Work task: Which of the lines below contain the string "DebugPrint"? Copy each one.

Data:
==============================

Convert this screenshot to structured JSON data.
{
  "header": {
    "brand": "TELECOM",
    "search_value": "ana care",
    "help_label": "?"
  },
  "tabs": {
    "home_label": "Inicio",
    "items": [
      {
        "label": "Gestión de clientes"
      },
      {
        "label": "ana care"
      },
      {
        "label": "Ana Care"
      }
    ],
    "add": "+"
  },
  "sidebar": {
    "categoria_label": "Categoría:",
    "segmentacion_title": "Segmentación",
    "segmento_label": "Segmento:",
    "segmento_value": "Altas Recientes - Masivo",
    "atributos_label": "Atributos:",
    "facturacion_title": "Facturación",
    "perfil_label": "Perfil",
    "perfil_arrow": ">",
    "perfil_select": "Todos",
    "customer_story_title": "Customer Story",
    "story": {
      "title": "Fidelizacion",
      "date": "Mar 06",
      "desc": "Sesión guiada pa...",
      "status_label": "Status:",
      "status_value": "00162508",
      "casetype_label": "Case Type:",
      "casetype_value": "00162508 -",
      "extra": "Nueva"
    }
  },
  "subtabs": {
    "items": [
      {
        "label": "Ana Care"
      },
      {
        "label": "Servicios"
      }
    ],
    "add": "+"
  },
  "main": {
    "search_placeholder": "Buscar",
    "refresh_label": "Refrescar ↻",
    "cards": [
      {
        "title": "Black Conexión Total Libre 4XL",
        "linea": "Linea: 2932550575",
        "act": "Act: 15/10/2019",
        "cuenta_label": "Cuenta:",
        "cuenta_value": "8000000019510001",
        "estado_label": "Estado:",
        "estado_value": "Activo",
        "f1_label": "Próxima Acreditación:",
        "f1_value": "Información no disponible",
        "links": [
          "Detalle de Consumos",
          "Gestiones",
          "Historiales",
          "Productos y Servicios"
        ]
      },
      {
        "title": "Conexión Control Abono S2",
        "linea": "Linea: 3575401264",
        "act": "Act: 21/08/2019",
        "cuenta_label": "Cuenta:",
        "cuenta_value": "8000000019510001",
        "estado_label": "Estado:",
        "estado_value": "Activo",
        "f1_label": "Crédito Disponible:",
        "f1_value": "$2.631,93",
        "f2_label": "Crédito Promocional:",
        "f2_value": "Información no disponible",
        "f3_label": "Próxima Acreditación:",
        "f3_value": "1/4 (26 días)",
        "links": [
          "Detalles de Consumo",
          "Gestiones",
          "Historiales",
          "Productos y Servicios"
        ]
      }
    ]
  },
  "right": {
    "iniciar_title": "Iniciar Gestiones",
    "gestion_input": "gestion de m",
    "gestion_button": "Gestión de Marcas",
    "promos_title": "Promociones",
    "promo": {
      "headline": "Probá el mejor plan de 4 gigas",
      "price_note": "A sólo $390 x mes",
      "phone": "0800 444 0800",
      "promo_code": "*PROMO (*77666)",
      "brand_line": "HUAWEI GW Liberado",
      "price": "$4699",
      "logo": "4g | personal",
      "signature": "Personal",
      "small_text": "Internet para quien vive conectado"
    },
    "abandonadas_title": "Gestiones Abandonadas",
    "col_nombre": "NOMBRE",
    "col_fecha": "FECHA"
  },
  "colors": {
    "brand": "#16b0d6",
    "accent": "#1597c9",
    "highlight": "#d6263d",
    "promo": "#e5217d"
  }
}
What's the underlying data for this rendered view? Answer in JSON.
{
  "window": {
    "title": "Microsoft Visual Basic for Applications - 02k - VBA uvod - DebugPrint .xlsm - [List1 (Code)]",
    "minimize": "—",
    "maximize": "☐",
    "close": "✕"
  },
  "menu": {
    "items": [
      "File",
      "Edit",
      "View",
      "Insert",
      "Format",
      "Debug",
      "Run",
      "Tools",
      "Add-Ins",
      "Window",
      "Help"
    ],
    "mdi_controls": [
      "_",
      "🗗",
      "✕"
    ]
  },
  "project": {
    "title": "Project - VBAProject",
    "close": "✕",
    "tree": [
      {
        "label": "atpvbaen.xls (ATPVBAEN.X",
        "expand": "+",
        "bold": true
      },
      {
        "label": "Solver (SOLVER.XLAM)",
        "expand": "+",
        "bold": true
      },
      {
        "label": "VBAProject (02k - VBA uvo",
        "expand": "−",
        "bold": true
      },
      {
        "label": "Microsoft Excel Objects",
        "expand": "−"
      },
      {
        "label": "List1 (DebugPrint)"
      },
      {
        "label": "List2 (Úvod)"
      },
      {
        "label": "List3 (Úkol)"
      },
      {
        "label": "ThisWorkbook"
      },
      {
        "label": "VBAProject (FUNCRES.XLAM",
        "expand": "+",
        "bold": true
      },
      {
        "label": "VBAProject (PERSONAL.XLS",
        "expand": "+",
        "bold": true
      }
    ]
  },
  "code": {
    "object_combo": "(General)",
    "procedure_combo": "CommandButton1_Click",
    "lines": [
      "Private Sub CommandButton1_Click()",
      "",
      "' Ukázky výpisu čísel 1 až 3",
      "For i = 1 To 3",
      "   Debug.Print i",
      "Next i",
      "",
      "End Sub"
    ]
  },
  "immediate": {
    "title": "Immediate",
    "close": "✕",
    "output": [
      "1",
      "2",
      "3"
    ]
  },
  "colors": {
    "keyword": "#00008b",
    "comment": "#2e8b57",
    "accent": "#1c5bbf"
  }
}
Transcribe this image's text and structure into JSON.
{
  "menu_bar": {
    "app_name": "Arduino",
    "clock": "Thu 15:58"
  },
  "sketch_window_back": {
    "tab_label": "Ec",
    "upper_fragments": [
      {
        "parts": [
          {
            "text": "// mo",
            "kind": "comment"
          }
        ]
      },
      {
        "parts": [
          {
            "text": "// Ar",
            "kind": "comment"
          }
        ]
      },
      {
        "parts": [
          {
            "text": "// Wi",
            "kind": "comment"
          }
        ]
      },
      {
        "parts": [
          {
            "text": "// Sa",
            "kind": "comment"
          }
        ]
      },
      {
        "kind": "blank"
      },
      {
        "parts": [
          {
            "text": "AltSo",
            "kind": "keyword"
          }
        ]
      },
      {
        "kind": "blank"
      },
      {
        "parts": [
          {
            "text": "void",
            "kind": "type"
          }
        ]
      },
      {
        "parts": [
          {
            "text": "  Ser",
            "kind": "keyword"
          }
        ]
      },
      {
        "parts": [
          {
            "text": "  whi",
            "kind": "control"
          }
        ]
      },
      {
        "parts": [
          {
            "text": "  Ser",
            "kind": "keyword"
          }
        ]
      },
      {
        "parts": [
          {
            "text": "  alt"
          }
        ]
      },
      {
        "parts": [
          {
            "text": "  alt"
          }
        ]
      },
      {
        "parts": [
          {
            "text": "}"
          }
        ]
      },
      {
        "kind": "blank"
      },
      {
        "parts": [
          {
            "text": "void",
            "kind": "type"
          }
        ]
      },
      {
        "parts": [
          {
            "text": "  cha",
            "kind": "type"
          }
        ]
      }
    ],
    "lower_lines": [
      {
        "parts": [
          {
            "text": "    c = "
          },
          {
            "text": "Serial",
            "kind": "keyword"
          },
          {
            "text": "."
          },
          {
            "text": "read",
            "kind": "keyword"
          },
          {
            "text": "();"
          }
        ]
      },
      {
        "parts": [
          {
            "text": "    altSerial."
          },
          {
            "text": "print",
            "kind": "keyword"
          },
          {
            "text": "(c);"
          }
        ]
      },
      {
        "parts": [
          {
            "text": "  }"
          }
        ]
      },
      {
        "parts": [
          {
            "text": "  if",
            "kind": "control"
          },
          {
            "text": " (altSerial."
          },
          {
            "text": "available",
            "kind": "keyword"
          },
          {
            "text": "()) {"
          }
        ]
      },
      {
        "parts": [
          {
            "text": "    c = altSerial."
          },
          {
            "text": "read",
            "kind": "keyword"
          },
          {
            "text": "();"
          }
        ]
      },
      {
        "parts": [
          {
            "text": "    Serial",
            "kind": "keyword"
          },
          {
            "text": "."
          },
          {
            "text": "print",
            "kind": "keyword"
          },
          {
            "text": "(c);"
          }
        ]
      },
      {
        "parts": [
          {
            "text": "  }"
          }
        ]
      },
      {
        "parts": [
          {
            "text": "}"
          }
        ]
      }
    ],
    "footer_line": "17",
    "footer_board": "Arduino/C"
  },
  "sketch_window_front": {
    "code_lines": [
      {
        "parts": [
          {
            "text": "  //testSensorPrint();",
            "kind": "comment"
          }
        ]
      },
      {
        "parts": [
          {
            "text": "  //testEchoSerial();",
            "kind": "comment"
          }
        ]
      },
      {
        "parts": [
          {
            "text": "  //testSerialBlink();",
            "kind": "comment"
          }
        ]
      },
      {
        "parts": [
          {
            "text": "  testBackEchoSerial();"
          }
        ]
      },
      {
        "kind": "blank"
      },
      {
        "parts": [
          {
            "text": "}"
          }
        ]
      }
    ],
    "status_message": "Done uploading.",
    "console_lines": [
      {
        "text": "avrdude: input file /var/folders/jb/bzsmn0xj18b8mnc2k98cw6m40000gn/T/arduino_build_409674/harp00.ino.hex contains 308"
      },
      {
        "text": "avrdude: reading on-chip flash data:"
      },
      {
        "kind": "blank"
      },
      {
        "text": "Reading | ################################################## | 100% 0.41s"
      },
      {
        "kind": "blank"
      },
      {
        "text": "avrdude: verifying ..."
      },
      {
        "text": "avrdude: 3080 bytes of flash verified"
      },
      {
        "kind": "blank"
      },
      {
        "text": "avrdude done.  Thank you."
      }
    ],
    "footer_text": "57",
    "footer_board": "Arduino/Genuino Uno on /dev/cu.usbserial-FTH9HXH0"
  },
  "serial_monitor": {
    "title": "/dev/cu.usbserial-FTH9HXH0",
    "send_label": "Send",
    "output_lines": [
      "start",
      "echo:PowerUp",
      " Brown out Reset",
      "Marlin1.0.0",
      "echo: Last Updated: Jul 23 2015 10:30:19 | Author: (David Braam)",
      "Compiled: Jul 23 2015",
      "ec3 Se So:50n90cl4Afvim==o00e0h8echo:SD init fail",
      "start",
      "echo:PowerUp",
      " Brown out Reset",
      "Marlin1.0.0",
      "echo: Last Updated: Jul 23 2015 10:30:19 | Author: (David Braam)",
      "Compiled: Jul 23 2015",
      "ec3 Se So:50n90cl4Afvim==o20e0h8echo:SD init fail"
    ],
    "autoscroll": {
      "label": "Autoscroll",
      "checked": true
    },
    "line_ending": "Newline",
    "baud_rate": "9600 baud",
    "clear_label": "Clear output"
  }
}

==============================

Solution to the problem:
    "title": "Microsoft Visual Basic for Applications - 02k - VBA uvod - DebugPrint .xlsm - [List1 (Code)]",
        "label": "List1 (DebugPrint)"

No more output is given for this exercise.